To refocus the team, we wrote down process-oriented goals that were about enjoying the journey of learning. For example, some of these goals were about starting:

Line sights: Check it at least three times.


Final port tack approach: Jibe onto port into a low-density area to avoid traffic.

Choose where to set up on starboard: Tack either below or beyond a pack, not in it.

Each of these goals addressed something specific that we agreed might help their starts.


This approach took the team’s emphasis off of their finishes, making debriefs more productive. Instead of pinpointing things that went wrong and assigning blame, it was less emotional for us to discuss the specifics components of specific aspects of the race, such as starting.

diagram 1
The Inverted-U model (also known as the Yerkes-Dodson Law), was created by psychologists Robert Yerkes and John Dodson as long ago as 1908. Despite its age, it’s a model that has stood the test of time. It shows the relationship between pressure (or arousal) and performance. SLW

To help temper emotions and the resultant stress, we worked on instilling a culture of forgiveness. Expecting perfection, then dwelling on what went wrong and who was at fault is counterproductive. Whether they were hard on each other or themselves, it’s far more successful to forgive and simply focus the next move.

Dr. May was emphatic that words should be chosen carefully because they have a direct effect on cardiovascular changes, respiratory changes and muscle tension. “Saying ‘don’t’ usually produces tension and indicates what not to do,” he says, “but does not indicate what we should do.


“Instead, use a more task-oriented word that indicates what to do to increase the probability of doing the task well.” May suggested phrases like: “Hit the start line” or “stay present.”

“Think process and tasks,” he said, and a keyword for resetting when things go wrong. Ours was “Helicopter,” which referred to an idea that if we dropped the team into the middle of a race from a helicopter with no knowledge of what happened in the race so far, they would work hard for a comeback, with no undue emotion and no blame.

Leading up to and during the Games, the team tried their best to train for pressure. We simulated racing under pressure by turning it up, even in short three-boat training partner races. I had no illusions that we would be able to replicate the last race of the Worlds or Paralympics, but at least it kept it in the forefront. Both were intense, and as it turned out, our time was well spent.

Ricky Doerr, Brad Kendall and Hugh Freund hung onto their yellow jersey position to win the Worlds 6 weeks later in Medemblik, Holland by coming back from an 11th at the top mark and keeping their composure to finish third in the final race.
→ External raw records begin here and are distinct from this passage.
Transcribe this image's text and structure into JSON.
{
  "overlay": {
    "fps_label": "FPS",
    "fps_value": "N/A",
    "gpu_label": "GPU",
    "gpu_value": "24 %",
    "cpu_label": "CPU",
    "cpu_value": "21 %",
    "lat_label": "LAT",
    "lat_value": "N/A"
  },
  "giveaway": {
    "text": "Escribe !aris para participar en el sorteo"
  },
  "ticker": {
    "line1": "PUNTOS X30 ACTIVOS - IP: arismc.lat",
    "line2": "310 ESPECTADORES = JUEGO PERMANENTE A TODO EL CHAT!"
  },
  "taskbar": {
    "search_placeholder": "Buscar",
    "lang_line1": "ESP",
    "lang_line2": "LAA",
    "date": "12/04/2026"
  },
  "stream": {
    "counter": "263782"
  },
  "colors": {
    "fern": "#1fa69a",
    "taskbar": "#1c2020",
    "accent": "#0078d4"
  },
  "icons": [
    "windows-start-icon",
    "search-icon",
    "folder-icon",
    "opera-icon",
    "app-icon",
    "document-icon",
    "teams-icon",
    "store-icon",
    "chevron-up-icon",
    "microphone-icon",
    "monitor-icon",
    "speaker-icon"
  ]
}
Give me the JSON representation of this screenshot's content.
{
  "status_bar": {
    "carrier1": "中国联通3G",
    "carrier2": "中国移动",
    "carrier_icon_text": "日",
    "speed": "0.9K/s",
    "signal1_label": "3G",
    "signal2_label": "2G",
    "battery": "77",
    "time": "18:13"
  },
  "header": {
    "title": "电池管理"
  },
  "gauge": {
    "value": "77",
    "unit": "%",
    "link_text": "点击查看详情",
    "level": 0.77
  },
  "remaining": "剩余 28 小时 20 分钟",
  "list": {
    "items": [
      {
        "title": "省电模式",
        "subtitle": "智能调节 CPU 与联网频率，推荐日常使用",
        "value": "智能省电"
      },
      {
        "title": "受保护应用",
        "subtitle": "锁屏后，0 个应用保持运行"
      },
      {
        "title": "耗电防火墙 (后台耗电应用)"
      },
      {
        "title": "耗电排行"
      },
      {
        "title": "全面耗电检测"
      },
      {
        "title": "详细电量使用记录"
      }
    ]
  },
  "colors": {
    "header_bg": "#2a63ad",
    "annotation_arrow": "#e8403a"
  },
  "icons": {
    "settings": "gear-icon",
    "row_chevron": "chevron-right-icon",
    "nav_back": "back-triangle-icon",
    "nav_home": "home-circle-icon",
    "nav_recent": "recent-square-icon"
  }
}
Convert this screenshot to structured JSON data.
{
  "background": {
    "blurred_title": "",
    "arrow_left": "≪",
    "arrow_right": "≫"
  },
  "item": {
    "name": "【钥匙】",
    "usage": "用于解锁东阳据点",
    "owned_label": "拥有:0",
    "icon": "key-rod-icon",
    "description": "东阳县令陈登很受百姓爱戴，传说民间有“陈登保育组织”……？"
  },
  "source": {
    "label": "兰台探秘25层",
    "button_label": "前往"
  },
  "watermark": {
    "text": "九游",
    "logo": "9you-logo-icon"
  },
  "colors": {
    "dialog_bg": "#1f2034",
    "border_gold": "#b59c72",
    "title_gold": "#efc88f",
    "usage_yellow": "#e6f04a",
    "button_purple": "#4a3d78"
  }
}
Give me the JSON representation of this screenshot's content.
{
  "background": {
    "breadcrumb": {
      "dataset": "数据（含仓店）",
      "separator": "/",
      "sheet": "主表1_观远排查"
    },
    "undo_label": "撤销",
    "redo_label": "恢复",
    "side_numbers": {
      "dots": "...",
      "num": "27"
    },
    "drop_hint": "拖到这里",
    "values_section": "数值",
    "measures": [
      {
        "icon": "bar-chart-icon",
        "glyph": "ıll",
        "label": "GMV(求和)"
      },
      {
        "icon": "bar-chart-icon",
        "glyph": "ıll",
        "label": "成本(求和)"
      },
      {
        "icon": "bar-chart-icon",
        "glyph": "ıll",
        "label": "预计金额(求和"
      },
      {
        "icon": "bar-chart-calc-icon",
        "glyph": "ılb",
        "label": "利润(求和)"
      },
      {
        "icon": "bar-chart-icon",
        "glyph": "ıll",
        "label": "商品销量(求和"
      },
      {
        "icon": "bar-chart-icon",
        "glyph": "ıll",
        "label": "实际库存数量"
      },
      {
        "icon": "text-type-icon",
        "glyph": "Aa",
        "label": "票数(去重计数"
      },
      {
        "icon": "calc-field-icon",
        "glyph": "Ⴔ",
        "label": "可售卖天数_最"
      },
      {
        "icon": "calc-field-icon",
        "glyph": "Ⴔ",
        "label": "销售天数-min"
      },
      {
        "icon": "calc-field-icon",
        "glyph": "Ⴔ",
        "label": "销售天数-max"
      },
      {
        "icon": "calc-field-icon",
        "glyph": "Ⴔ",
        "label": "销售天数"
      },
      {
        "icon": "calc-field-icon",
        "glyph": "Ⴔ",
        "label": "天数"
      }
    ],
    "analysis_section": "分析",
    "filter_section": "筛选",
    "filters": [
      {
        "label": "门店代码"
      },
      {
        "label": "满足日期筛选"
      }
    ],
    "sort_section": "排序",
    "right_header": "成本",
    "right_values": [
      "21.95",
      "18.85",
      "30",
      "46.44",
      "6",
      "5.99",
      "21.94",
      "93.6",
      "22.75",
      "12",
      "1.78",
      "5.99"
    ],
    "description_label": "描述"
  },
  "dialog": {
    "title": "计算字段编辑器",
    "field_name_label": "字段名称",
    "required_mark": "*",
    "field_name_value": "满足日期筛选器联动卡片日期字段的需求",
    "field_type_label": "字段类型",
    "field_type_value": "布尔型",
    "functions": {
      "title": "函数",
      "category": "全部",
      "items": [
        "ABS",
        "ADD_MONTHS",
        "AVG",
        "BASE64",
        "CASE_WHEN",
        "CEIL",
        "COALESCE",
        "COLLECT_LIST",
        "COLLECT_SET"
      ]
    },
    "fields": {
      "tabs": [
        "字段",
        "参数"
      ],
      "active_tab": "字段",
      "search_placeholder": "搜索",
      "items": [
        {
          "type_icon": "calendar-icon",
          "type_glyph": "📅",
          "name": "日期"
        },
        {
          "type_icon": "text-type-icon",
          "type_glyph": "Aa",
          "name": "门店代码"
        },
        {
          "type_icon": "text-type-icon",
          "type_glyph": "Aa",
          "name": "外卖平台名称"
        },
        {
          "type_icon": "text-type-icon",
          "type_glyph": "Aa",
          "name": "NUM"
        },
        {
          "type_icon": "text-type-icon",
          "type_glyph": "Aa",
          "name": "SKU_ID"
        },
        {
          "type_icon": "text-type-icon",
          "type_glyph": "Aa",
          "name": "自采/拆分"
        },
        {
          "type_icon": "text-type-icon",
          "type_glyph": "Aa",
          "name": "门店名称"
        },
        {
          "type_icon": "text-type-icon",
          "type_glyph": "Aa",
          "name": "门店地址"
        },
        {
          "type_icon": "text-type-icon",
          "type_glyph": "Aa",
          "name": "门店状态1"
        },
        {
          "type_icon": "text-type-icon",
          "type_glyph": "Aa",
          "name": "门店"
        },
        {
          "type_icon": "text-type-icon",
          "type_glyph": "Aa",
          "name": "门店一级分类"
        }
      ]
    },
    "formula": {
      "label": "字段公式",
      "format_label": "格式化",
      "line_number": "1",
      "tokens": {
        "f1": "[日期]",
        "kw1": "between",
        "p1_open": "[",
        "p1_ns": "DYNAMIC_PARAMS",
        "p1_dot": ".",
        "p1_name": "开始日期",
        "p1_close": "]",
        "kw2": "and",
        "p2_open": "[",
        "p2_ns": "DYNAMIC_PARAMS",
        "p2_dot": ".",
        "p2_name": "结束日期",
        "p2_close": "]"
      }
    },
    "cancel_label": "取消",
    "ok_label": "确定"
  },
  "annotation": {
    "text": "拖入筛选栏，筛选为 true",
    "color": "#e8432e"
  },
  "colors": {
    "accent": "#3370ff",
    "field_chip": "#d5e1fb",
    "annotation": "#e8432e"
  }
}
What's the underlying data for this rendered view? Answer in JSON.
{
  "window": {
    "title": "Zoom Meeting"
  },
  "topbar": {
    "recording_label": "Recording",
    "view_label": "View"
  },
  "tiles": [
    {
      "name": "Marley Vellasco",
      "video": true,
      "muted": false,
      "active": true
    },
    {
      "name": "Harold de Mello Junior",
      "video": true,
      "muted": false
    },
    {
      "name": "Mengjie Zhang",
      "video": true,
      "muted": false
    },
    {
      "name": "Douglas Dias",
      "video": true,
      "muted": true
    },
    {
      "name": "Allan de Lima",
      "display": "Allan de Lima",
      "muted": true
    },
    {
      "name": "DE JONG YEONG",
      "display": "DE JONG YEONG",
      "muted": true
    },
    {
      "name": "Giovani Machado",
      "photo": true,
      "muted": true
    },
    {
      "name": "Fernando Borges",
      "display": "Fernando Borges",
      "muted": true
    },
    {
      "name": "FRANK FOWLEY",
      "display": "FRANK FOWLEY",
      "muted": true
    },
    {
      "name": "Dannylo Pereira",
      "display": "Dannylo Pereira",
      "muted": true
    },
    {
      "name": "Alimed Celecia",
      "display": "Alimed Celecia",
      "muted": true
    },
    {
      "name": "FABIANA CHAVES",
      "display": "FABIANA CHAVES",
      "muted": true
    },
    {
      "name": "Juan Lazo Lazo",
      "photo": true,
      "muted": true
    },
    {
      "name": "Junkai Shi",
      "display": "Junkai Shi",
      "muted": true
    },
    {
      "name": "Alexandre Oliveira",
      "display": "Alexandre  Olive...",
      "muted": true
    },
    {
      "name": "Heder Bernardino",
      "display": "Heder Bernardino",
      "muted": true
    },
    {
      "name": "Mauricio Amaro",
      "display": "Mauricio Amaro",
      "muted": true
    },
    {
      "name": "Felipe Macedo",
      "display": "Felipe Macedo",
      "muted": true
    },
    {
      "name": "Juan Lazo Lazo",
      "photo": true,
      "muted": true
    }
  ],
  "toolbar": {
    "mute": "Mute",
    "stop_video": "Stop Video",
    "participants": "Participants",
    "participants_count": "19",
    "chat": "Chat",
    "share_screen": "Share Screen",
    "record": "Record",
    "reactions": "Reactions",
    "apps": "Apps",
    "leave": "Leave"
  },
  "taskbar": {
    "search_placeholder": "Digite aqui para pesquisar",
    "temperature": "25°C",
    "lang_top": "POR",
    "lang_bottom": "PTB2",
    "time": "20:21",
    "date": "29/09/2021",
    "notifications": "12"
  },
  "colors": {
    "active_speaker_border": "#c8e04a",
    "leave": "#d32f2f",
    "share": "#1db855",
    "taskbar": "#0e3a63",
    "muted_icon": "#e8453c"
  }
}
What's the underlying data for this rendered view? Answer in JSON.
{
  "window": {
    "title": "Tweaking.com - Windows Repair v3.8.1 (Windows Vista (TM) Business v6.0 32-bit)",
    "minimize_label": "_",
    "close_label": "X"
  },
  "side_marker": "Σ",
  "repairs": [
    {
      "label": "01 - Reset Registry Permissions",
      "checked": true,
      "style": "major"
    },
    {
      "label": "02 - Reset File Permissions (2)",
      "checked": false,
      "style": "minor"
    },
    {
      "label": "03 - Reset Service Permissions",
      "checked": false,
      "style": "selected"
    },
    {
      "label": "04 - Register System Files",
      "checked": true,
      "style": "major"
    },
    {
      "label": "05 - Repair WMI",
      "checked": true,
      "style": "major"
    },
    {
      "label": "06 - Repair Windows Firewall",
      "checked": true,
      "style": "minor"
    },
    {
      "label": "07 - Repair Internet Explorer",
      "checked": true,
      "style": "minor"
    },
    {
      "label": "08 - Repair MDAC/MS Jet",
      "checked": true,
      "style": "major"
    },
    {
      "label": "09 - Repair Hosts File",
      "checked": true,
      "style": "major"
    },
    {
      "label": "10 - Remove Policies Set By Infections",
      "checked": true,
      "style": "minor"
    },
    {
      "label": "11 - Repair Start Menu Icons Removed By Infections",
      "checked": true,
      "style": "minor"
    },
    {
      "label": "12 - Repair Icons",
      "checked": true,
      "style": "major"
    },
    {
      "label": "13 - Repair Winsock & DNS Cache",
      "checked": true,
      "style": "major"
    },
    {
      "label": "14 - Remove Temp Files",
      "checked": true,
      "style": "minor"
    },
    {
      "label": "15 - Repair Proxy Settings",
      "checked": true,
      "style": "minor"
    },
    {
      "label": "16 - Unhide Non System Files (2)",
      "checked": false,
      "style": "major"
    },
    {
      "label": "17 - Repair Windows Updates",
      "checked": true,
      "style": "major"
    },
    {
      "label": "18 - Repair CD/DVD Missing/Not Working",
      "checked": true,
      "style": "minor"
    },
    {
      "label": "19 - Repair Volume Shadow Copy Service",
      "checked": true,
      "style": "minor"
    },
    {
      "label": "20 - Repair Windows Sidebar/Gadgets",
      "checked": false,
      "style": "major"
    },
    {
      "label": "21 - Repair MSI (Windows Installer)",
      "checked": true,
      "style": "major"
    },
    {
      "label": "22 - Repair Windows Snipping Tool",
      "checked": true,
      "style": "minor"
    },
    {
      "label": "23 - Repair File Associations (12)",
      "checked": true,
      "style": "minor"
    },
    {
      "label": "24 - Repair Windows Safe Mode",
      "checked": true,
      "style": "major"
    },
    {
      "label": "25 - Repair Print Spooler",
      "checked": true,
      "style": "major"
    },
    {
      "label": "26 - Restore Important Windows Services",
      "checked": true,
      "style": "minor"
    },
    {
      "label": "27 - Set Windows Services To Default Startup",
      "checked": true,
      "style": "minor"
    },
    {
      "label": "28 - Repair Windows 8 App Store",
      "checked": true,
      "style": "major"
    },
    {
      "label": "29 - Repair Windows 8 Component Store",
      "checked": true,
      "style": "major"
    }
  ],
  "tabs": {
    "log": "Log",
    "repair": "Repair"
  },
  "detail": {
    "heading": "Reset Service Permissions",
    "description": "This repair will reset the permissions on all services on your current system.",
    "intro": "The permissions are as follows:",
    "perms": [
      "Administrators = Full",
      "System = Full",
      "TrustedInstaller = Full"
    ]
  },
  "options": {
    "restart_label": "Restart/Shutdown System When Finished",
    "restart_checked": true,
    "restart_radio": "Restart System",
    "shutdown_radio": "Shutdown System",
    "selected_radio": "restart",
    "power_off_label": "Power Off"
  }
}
Similarly, in the Paralympic Games a few months later, they once again found themselves in a battle –this time to retain their Silver Medal position. Four other teams were close at their heels, but they stepped up to win the final race and secured their Paralympic Medal.

Goals and Goalposts

For Rio, we wrote specific goals to address mechanisms to handle pressure. Here’s what we came up:

  1. It does not matter if you are a newbie vying for third in your club spring series for the first time or a seasoned veteran at a World Championship or a Games, if you race enough, sooner or later you will be in position to achieve something meaningful to you.
  2. When that happens, embrace the pressure for what it is.
  3. Close the deal by using the stress to your advantage.
  4. Take a deep breath and release –everyone feels pressure, you just need to handle it better than the next guy.